Motorists with poor eyesight a 'neglected danger'
26 September 2011
Research by international insurer RSA has discovered that drivers with poor vision can recognise only 75% of road signs while 62% are more likely to struggle to maintain constant speed and stray out of lanes.
The test conducted by Brunel University used the legal minimum eyesight standard as a benchmark and re-enforced RSA's call for driving vision standards to be improved.
RSA argued that the "currently wholly inadequate" UK number plate test is not fit for purpose and should be scrapped. It advocated that learner drivers should have distance vision tests by qualified professionals before applying for provisional licences, and eye tests should be mandatory every 10 years when licences are renewed.
Supporting RSA's view that motorists driving with poor eyesight are a "neglected danger" and there should be a similar campaign to drink driving, mobile phone usage and seat belt wearing initiatives, 92% of drivers surveyed believed these visually impaired motorists threaten themselves and others.

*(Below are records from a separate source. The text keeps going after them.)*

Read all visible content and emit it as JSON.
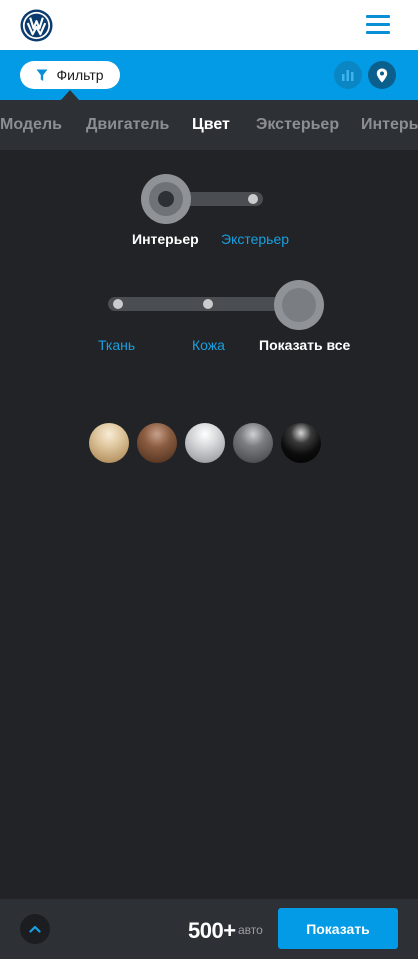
{
  "header": {
    "logo_icon": "vw-logo-icon",
    "menu_icon": "hamburger-menu-icon",
    "brand_color": "#0a8fd6"
  },
  "filterbar": {
    "filter_label": "Фильтр",
    "filter_icon": "funnel-icon",
    "stats_icon": "bar-chart-icon",
    "map_icon": "map-pin-icon",
    "background": "#039be5"
  },
  "tabs": [
    {
      "label": "Модель",
      "active": false
    },
    {
      "label": "Двигатель",
      "active": false
    },
    {
      "label": "Цвет",
      "active": true
    },
    {
      "label": "Экстерьер",
      "active": false
    },
    {
      "label": "Интерьер",
      "active": false
    }
  ],
  "view_toggle": {
    "options": [
      "Интерьер",
      "Экстерьер"
    ],
    "selected": "Интерьер"
  },
  "material_toggle": {
    "options": [
      "Ткань",
      "Кожа",
      "Показать все"
    ],
    "selected": "Показать все"
  },
  "swatches": [
    {
      "name": "beige",
      "color": "#d4b98f"
    },
    {
      "name": "brown",
      "color": "#7a5038"
    },
    {
      "name": "silver",
      "color": "#c2c3c5"
    },
    {
      "name": "grey",
      "color": "#6a6b6d"
    },
    {
      "name": "black",
      "color": "#0a0a0a"
    }
  ],
  "bottombar": {
    "count": "500+",
    "count_unit": "авто",
    "show_label": "Показать",
    "up_icon": "chevron-up-icon"
  }
}
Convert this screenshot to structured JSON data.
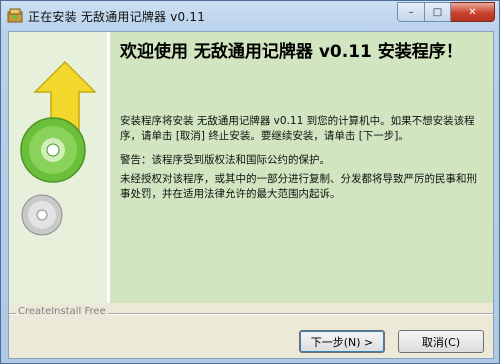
{
  "window": {
    "title": "正在安装 无敌通用记牌器 v0.11"
  },
  "controls": {
    "minimize": "–",
    "maximize": "□",
    "close": "✕"
  },
  "content": {
    "heading": "欢迎使用 无敌通用记牌器 v0.11 安装程序！",
    "paragraphs": [
      "安装程序将安装 无敌通用记牌器 v0.11 到您的计算机中。如果不想安装该程序，请单击 [取消] 终止安装。要继续安装，请单击 [下一步]。",
      "警告：该程序受到版权法和国际公约的保护。",
      "未经授权对该程序，或其中的一部分进行复制、分发都将导致严厉的民事和刑事处罚，并在适用法律允许的最大范围内起诉。"
    ]
  },
  "footer": {
    "brand": "CreateInstall Free"
  },
  "buttons": {
    "next": "下一步(N) >",
    "cancel": "取消(C)"
  },
  "colors": {
    "content_bg": "#d1e6c0",
    "sidepanel_bg": "#e6f0db",
    "arrow": "#f2d82a",
    "disc": "#6bbf3a"
  }
}
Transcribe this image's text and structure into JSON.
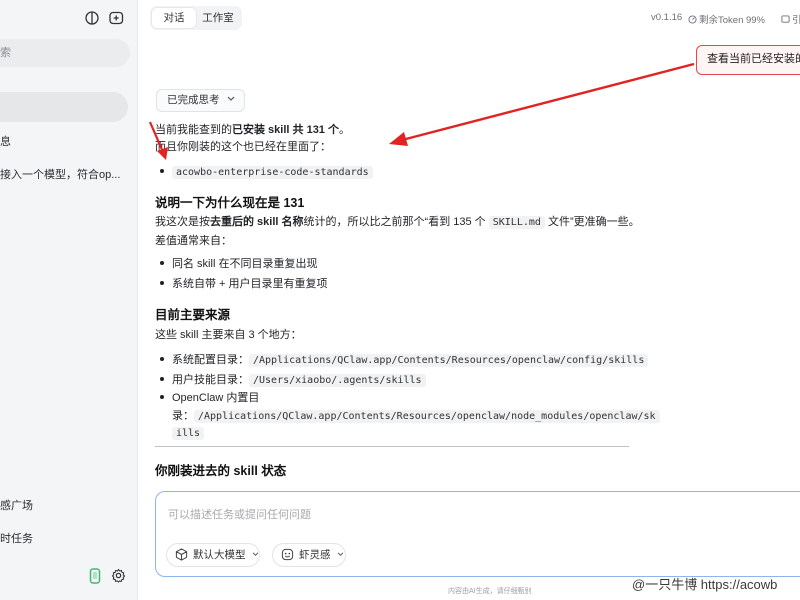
{
  "sidebar": {
    "search_placeholder": "索",
    "items": [
      {
        "label": "息"
      },
      {
        "label": "接入一个模型，符合op..."
      },
      {
        "label": "感广场"
      },
      {
        "label": "时任务"
      }
    ]
  },
  "header": {
    "tabs": [
      {
        "label": "对话",
        "active": true
      },
      {
        "label": "工作室",
        "active": false
      }
    ],
    "version": "v0.1.16",
    "token_text": "剩余Token 99%",
    "right_label": "引"
  },
  "user_message": "查看当前已经安装的",
  "thinking_chip": "已完成思考",
  "content": {
    "intro_pre": "当前我能查到的",
    "intro_bold": "已安装 skill 共 131 个",
    "intro_post": "。",
    "intro2": "而且你刚装的这个也已经在里面了：",
    "installed_skill": "acowbo-enterprise-code-standards",
    "h1": "说明一下为什么现在是 131",
    "p1_pre": "我这次是按",
    "p1_bold": "去重后的 skill 名称",
    "p1_mid": "统计的，所以比之前那个“看到 135 个",
    "p1_code": "SKILL.md",
    "p1_post": "文件”更准确一些。",
    "p2": "差值通常来自：",
    "reasons": [
      "同名 skill 在不同目录重复出现",
      "系统自带 + 用户目录里有重复项"
    ],
    "h2": "目前主要来源",
    "p3": "这些 skill 主要来自 3 个地方：",
    "src1_label": "系统配置目录：",
    "src1_path": "/Applications/QClaw.app/Contents/Resources/openclaw/config/skills",
    "src2_label": "用户技能目录：",
    "src2_path": "/Users/xiaobo/.agents/skills",
    "src3_label_a": "OpenClaw 内置目",
    "src3_label_b": "录：",
    "src3_path_a": "/Applications/QClaw.app/Contents/Resources/openclaw/node_modules/openclaw/sk",
    "src3_path_b": "ills",
    "h3": "你刚装进去的 skill 状态"
  },
  "composer": {
    "placeholder": "可以描述任务或提问任何问题",
    "model_label": "默认大模型",
    "skill_label": "虾灵感"
  },
  "footnote": "内容由AI生成，请仔细甄别",
  "watermark": "@一只牛博  https://acowb",
  "colors": {
    "annotation_red": "#e02424",
    "composer_border": "#8fb5ee",
    "sidebar_bg": "#f4f5f6"
  }
}
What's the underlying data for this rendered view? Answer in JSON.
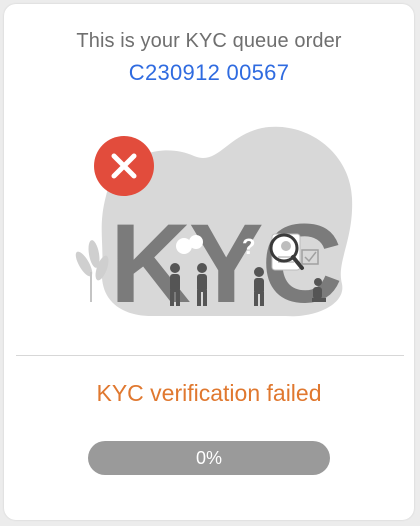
{
  "header": {
    "queue_title": "This is your KYC queue order",
    "queue_number": "C230912 00567"
  },
  "illustration": {
    "icon": "error-x-icon",
    "logo_text": "KYC",
    "status_color": "#e24c3c"
  },
  "status": {
    "message": "KYC verification failed",
    "color": "#e0782f"
  },
  "progress": {
    "label": "0%",
    "value": 0
  },
  "colors": {
    "accent": "#2f6be0",
    "track": "#9a9a9a"
  }
}
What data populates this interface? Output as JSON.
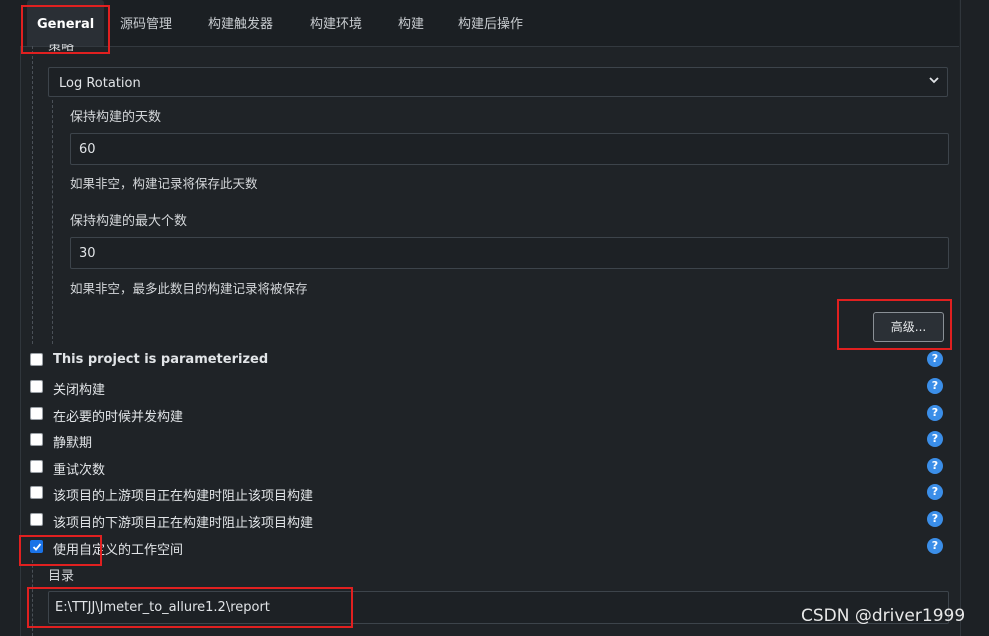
{
  "tabs": [
    {
      "label": "General"
    },
    {
      "label": "源码管理"
    },
    {
      "label": "构建触发器"
    },
    {
      "label": "构建环境"
    },
    {
      "label": "构建"
    },
    {
      "label": "构建后操作"
    }
  ],
  "strategy": {
    "label": "策略",
    "selected": "Log Rotation"
  },
  "days_to_keep": {
    "label": "保持构建的天数",
    "value": "60",
    "help": "如果非空，构建记录将保存此天数"
  },
  "max_builds": {
    "label": "保持构建的最大个数",
    "value": "30",
    "help": "如果非空，最多此数目的构建记录将被保存"
  },
  "advanced_button": "高级...",
  "options": [
    {
      "label": "This project is parameterized",
      "checked": false
    },
    {
      "label": "关闭构建",
      "checked": false
    },
    {
      "label": "在必要的时候并发构建",
      "checked": false
    },
    {
      "label": "静默期",
      "checked": false
    },
    {
      "label": "重试次数",
      "checked": false
    },
    {
      "label": "该项目的上游项目正在构建时阻止该项目构建",
      "checked": false
    },
    {
      "label": "该项目的下游项目正在构建时阻止该项目构建",
      "checked": false
    },
    {
      "label": "使用自定义的工作空间",
      "checked": true
    }
  ],
  "help_icon": "?",
  "workspace": {
    "label": "目录",
    "value": "E:\\TTJJ\\Jmeter_to_allure1.2\\report"
  },
  "watermark": "CSDN @driver1999",
  "colors": {
    "background": "#1d2125",
    "accent": "#3b8ee8",
    "highlight_box": "#e02020"
  }
}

RSA will lobby political parties during the party conference season this month and during October to "tackle the epidemic of people killed and injured unnecessarily on the roads each year".